Tools of Engagement (Hot & Hammered #3) by Tessa Bailey

Chapter One

Wes Daniels cracked an eyelid.

The streetlamp outside the house let in just enough light for him to make out the silhouette of his five-year-old niece sitting on the end of his bed, wearing his cowboy hat. If these freaky wake-up calls weren’t a regular occurrence, it would have scared the living shit out of him. The first time, he’d almost started shouting for the ghost child to go toward the light. His niece was an early riser, however, and this routine had been well established over the last month.

Didn’t mean he had to accept it.

“Nope. Still dark.” Wes pulled the comforter up over his head. “You have to stay in bed until the clock says six, two dots, double zero, kid. We talked about this.”

“But I don’t want to go to school today.”

“School isn’t for . . .” He lifted his head and checked the clock. “Lord. School isn’t until nine A.M. That’s four hours from now. You could fit one and a half major league baseball games into that.”

She was silent a moment. “I don’t have any friends at school.”

“Sure you do.” When she didn’t respond, Wes sighed, reaching over and turning on the lamp, finding a super-serious child peeking at him from beneath the brim of his tan felt hat. How on God’s green earth am I responsible for a five-year-old? He asked himself that question several times a day, but the absurdity of the arrangement struck harder in the morning time. Wes cleared the sleep from his voice. “What about the girl with the Minnie backpack? You two seemed pretty chummy when I dropped you off yesterday.”

“She’s best friends with Hallie.”

“That means she can’t be your friend, too?”

Laura shrugged and pursed her lips, a clear indication she was about to change tactics. “My stomach is going to hurt in four hours.”

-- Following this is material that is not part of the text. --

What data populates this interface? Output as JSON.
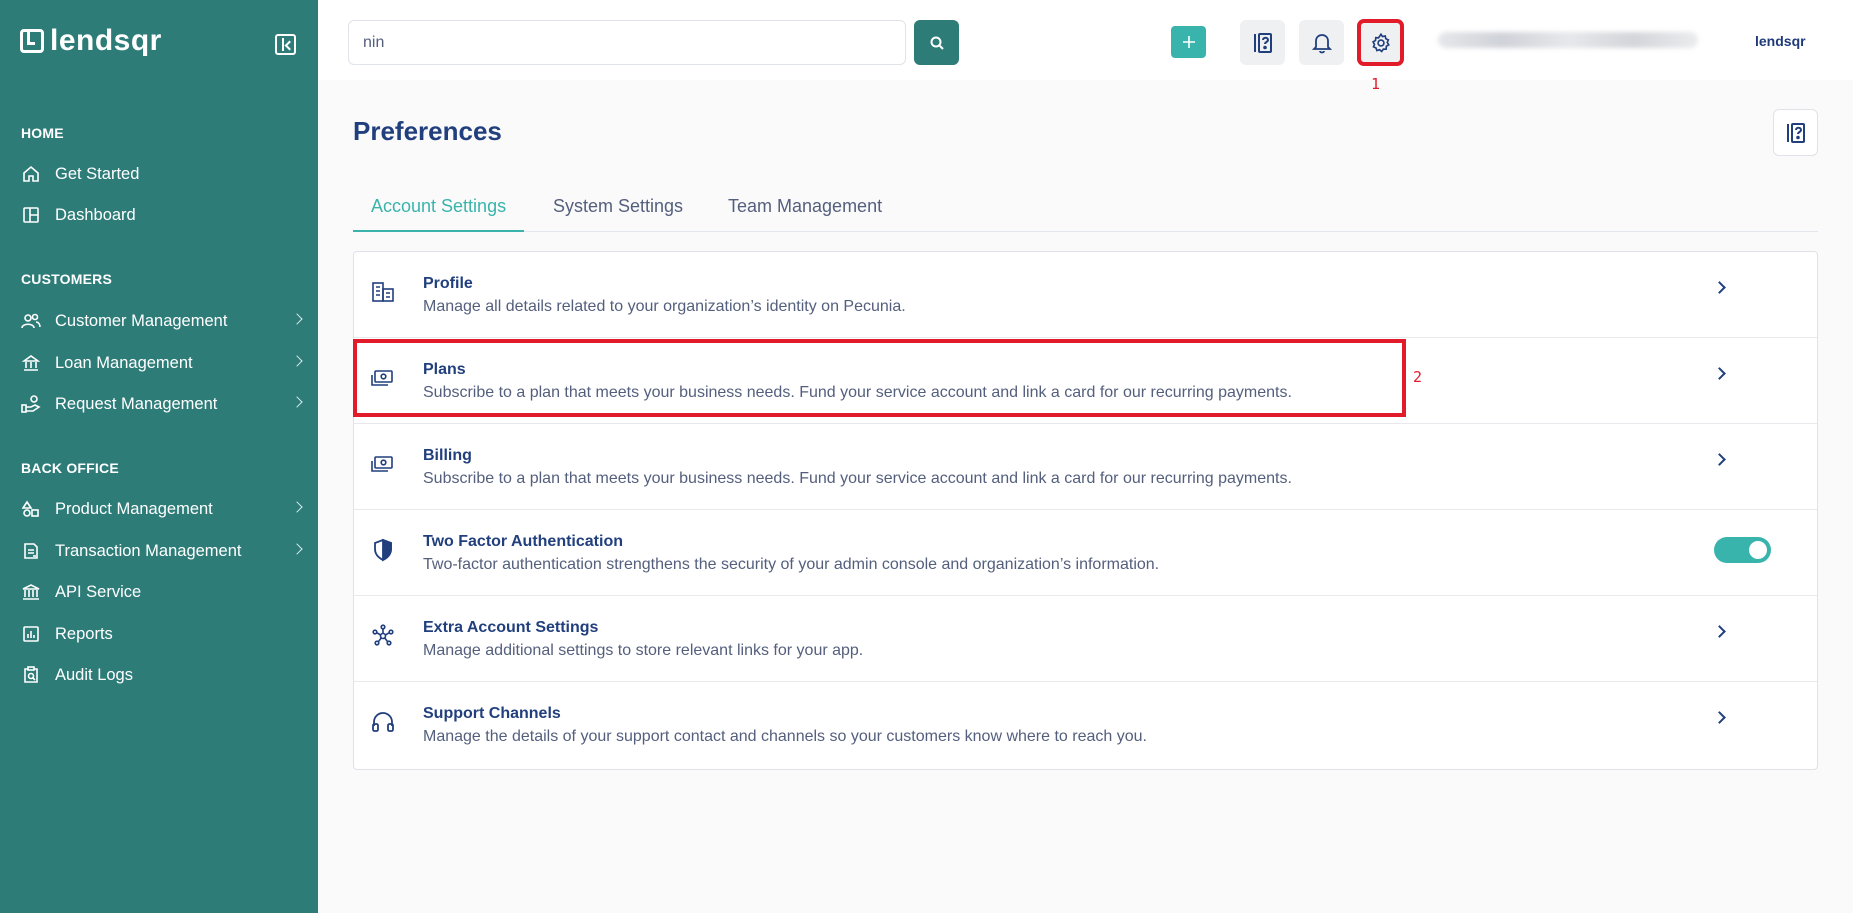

Time to face facts. He wasn’t getting that extra hour of sleep. Hell, he couldn’t remember the last time he’d woken up in the actual daylight. If only my friends could see me now. In the not-so-distant past, Wes would have slept straight through a hangover and woken up just in time to hit the San Antonio bars all over again with whatever cash he’d managed to scrape together rodeo riding. Even now—he was just shy of his twenty-fourth birthday—this was prime oats-sewing time.

But everything had changed with one phone call. He’d been yanked from a party lifestyle free of responsibilities in Texas and dropped onto a foreign planet, also known as Port Jefferson, Long Island. To raise a child.

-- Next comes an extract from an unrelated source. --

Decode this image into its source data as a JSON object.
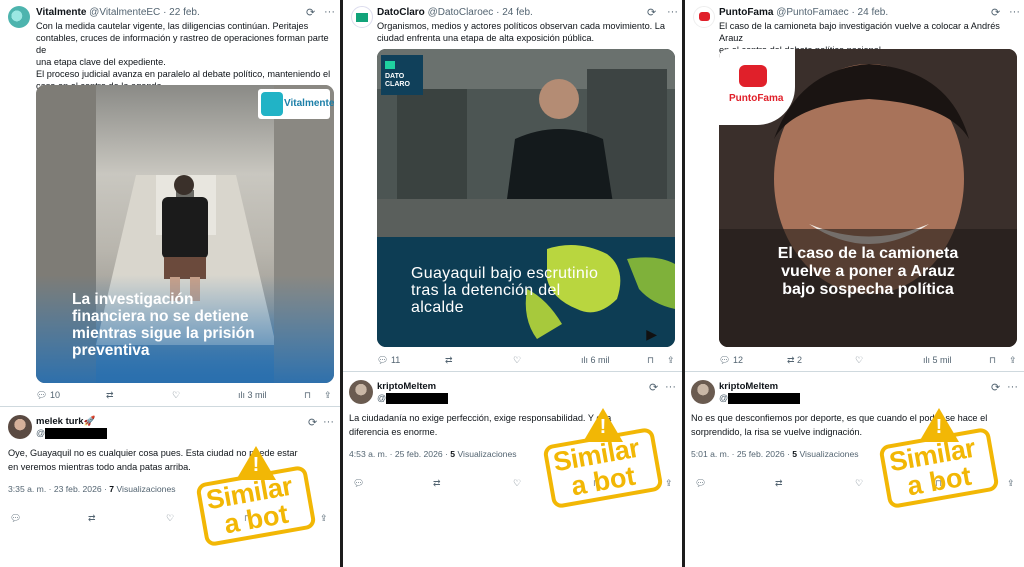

Good thing it was temporary.

And hell, what wasn’t?

Wes swallowed the hard object in his throat and rolled into a sitting position at the edge of the bed, reaching for his discarded shirt on the floor and tugging it on over his head. “Come on, kid. Let’s go see what infomercials are on. Maybe we’ll get lucky with some cooking demonstrations.”

Laura brightened. “Maybe Instant Pot.”

He ruffled her hair and helped her off the bed. “Here’s hoping.”

No sooner had Wes gotten Laura settled on the couch with a blanket did she request apple juice. While retrieving it from the kitchen, he leaned down and scanned the various schedules taped to his refrigerator. There were goddamn four of them. Four schedules. To say it was a rough transition, going from no schedules to four, would be putting it lightly.

Schedule one: kindergarten. Every day was a something day. Bring a silly poem to share with the class. Wear yellow. Dress like a superhero. For the love of God, wasn’t homework enough? Wes wasn’t even sure what PTA stood for, but when he found out, he was going to show up at a meeting and solve the mystery of who was behind these crazy-ass something days. He or she probably had fangs and a maniacal laugh.

He sighed and rested his head on the fridge a moment before focusing on schedule two, aka the Almighty Food Rotation. There was a local group of women called the Just Us League and they’d taken it upon themselves to bring him and Laura labeled containers of food when they found out about his situation. At first, he’d been pleased as hell to inform them he didn’t need charity, but he had just enough humility to admit they’d be eating pizza every night without the meals.

Not to mention, the Just Us League organizer was Bethany Castle, and Wes didn’t turn down chances to be in her vicinity. No, sir. Only an idiot would. He might have taken a few hits to the noggin after being tossed off the backs of some angry bulls, but Wes wasn’t a fool. He knew a ten when he saw one.